“We have much more work to do. We have porous borders. This includes the Customs, Immigration, Defence Force, Coast Guard, our radar system.”

He urged everyone to work harder against crime.

“There are a lot of state agencies populated by individuals that are complicit in this crime problem we are facing, either negligent in their duty or complicit.”

He said public corruption was affecting the crime situation.

Hinds gave insight into the causes of crime, saying illegal guns were mainly sourced in the US and were imported not only by the proverbial Mr Big by also by “the small man.” Somewhat blaming crime on certain corrupt activities in the public sector, he said corruption exists throughout the society including past cabinets and even the media.

Hinds proposed polygraph testing to ensure the moral integrity of key public employees including police officers.

“I have a bill before Parliament and we carried it over into this new Parliament. It has to do with integrity testing of officers of law enforcement.

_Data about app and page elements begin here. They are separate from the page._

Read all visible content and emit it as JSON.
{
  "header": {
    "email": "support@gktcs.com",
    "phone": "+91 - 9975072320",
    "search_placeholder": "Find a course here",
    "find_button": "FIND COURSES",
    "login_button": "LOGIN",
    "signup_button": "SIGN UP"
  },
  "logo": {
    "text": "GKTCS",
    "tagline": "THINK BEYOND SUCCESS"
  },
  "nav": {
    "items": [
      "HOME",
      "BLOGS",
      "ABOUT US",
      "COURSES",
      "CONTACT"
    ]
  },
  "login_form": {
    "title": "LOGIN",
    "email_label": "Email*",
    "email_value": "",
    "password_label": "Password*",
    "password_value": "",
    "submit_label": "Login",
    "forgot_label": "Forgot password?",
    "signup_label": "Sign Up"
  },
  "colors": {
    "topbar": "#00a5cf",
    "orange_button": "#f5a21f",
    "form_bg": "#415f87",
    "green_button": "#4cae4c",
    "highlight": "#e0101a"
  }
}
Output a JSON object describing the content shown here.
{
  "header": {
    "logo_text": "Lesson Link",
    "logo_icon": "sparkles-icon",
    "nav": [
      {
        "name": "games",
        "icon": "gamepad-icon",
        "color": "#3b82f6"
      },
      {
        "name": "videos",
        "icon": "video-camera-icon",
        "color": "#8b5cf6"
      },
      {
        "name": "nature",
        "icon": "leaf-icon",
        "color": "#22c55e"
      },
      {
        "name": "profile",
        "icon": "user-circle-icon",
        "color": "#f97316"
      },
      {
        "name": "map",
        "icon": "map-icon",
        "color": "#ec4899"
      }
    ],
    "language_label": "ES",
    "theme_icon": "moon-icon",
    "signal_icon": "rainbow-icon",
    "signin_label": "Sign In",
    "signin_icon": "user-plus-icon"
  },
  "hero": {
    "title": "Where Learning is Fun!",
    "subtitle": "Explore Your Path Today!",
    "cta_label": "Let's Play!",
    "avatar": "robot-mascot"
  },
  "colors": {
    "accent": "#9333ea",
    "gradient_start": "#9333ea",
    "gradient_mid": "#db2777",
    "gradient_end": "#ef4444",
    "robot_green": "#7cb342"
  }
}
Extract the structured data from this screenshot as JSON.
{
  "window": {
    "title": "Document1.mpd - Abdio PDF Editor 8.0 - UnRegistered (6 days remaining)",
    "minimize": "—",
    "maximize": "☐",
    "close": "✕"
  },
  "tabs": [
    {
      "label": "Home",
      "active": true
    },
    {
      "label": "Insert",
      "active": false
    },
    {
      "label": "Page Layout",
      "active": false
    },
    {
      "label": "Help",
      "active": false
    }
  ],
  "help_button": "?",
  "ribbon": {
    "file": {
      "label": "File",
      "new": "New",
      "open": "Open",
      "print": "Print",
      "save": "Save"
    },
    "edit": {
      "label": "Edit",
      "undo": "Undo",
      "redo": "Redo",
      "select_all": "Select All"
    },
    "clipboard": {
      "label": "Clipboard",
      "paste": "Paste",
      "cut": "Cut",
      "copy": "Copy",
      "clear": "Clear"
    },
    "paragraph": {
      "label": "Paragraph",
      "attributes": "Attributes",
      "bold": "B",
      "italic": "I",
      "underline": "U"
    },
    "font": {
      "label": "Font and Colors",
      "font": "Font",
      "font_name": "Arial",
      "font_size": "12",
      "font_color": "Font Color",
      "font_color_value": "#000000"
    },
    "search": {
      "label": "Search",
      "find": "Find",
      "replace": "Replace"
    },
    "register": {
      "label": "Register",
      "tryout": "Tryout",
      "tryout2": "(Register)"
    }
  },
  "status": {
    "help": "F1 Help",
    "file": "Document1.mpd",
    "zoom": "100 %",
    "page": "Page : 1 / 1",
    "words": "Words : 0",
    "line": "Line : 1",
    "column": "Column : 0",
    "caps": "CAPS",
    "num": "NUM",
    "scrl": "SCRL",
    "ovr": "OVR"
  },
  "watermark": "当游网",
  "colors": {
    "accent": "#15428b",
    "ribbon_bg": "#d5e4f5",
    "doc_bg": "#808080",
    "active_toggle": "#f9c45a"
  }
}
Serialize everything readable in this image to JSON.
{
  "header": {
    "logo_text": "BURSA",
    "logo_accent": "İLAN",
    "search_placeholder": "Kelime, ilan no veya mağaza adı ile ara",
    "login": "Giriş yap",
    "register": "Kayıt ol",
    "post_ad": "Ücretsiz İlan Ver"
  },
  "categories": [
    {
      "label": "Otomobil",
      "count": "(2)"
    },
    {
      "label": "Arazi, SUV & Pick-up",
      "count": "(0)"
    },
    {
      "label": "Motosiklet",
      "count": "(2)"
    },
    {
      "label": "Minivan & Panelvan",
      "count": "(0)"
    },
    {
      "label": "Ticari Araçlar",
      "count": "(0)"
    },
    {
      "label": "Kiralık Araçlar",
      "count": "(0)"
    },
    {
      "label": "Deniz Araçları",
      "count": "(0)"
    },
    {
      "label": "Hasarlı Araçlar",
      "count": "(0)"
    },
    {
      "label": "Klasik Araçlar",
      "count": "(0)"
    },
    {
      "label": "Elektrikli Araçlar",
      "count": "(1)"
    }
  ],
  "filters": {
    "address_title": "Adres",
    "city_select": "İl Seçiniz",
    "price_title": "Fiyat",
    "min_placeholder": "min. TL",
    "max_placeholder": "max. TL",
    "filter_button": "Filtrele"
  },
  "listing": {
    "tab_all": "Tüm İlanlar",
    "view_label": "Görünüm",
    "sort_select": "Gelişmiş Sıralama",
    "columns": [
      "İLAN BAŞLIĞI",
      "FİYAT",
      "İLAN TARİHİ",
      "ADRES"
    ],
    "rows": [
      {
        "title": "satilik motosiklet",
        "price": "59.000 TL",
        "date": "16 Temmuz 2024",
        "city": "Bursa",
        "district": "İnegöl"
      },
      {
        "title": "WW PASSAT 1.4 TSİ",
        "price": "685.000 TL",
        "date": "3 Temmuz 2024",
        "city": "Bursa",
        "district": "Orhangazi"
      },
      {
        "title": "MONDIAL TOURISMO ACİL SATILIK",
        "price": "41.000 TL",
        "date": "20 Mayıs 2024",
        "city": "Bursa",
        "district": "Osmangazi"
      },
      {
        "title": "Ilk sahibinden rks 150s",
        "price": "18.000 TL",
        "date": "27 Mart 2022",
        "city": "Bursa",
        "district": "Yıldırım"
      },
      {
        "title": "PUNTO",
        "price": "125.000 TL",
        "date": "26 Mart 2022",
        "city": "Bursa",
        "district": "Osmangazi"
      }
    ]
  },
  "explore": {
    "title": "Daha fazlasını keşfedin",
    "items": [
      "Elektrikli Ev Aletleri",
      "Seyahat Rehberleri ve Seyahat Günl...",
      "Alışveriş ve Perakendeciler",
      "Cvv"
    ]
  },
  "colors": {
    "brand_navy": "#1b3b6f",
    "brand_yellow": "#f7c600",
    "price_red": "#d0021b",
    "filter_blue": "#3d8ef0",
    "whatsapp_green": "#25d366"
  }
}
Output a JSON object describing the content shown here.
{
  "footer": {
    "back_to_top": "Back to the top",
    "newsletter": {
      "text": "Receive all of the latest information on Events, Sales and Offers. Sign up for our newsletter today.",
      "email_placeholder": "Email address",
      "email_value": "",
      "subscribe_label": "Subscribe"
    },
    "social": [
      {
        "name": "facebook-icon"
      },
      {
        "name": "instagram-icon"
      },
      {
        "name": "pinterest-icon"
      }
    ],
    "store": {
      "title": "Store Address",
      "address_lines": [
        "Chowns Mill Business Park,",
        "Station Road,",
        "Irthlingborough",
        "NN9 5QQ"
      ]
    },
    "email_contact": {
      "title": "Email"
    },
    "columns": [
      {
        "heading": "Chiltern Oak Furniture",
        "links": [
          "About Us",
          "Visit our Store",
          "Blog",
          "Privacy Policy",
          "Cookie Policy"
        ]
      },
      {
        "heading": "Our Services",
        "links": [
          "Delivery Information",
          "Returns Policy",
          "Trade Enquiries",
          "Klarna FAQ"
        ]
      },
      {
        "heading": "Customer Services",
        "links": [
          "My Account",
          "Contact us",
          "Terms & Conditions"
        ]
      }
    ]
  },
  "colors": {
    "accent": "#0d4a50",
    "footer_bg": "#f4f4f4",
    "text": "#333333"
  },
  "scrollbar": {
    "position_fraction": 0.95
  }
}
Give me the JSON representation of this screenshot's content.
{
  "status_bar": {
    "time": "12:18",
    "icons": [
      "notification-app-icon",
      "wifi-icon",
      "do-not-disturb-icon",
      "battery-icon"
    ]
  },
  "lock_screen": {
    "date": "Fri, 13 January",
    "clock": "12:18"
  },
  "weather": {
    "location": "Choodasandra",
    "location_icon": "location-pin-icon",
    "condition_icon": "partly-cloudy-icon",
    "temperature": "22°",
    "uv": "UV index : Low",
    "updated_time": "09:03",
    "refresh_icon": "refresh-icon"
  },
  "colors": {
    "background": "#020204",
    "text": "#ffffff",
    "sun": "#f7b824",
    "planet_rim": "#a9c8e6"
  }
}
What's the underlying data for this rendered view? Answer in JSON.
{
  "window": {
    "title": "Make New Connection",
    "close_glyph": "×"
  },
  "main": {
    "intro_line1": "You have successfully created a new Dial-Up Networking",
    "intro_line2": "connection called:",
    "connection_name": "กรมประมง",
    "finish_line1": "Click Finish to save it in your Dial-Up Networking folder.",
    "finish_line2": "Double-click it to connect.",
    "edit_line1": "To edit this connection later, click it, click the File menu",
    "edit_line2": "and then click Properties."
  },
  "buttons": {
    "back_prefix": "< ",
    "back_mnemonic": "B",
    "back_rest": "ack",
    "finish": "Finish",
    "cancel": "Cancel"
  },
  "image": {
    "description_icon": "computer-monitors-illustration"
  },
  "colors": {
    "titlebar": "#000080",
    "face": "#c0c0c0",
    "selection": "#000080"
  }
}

It includes elements of Inland Revenue, Immigration, Customs, Defence Force, Police Service, and certain sectors of the Public Service including the Registrar General’s Department.

“In the Registrar General’s Department if someone corruptly steals a birth certificate it could give rise to the importation of, and the settlement and comfort here, of a terrorist or a terrorist cell that could bring harm to all of us.”

He said the bill would need a special majority but would allow “spontaneous integrity testing” of individuals.

“It is very important because very often people who are involved in law enforcement, driving around in law enforcement vehicles, can become part of the problem. We need to be able to test them.”

He said the Government would continue to seek the Opposition’s support for the bill.

“I have also before us a Private Security Bill which also requires a special majority and we are hoping we’ll get support. That will bring about 50,000 private security officers, like happens in Israel and other countries, into the security platform in a more direct way…”

Hinds declared, “I believe that with more effort and more support from the public we can do a lot better at dealing with this problem in TT.”